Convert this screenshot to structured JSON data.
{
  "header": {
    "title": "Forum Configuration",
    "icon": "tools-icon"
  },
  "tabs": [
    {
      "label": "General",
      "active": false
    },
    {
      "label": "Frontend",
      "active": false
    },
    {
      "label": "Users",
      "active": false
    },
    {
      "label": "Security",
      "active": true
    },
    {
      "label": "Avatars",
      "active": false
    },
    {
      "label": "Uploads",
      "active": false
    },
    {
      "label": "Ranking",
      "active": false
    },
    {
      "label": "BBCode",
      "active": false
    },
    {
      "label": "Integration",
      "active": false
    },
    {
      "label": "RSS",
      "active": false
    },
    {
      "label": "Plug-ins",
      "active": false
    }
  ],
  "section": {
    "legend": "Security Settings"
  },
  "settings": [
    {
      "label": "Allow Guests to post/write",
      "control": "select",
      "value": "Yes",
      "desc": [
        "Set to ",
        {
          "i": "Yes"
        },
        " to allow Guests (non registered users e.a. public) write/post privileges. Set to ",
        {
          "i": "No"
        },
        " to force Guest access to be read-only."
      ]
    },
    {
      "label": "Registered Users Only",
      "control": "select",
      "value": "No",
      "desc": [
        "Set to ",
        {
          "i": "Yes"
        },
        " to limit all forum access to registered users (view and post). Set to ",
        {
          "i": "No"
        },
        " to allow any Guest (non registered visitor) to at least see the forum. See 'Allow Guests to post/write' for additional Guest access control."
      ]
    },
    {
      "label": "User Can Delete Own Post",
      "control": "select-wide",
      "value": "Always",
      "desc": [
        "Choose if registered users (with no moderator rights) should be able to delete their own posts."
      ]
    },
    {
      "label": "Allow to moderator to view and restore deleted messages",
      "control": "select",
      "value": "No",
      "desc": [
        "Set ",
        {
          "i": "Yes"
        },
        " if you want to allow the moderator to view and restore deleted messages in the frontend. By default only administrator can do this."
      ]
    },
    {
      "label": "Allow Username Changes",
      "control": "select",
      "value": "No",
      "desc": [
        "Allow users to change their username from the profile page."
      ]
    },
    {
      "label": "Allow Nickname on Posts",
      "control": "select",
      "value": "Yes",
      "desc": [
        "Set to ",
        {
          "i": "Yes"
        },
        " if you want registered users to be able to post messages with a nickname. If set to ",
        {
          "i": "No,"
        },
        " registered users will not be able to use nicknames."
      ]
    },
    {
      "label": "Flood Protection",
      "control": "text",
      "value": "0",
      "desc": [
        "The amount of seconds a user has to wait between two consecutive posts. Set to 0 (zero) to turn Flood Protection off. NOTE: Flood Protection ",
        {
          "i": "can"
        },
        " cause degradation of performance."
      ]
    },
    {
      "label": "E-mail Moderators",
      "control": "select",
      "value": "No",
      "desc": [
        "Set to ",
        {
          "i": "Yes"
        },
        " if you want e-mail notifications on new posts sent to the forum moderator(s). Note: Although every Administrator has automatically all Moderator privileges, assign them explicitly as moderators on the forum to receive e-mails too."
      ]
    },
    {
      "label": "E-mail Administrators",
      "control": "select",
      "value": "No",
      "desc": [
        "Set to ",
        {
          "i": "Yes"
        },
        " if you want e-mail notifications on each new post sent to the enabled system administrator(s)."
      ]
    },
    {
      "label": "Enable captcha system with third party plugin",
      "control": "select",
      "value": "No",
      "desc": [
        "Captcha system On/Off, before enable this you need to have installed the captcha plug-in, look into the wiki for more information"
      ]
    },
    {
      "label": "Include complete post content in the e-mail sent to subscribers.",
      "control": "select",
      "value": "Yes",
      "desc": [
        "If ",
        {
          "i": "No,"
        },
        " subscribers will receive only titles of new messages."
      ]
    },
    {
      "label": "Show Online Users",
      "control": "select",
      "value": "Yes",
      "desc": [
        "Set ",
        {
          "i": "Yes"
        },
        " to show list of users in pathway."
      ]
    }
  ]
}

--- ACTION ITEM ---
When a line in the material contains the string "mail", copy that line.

--- REPLY ---
      "label": "E-mail Moderators",
        " if you want e-mail notifications on new posts sent to the forum moderator(s). Note: Although every Administrator has automatically all Moderator privileges, assign them explicitly as moderators on the forum to receive e-mails too."
      "label": "E-mail Administrators",
        " if you want e-mail notifications on each new post sent to the enabled system administrator(s)."
      "label": "Include complete post content in the e-mail sent to subscribers.",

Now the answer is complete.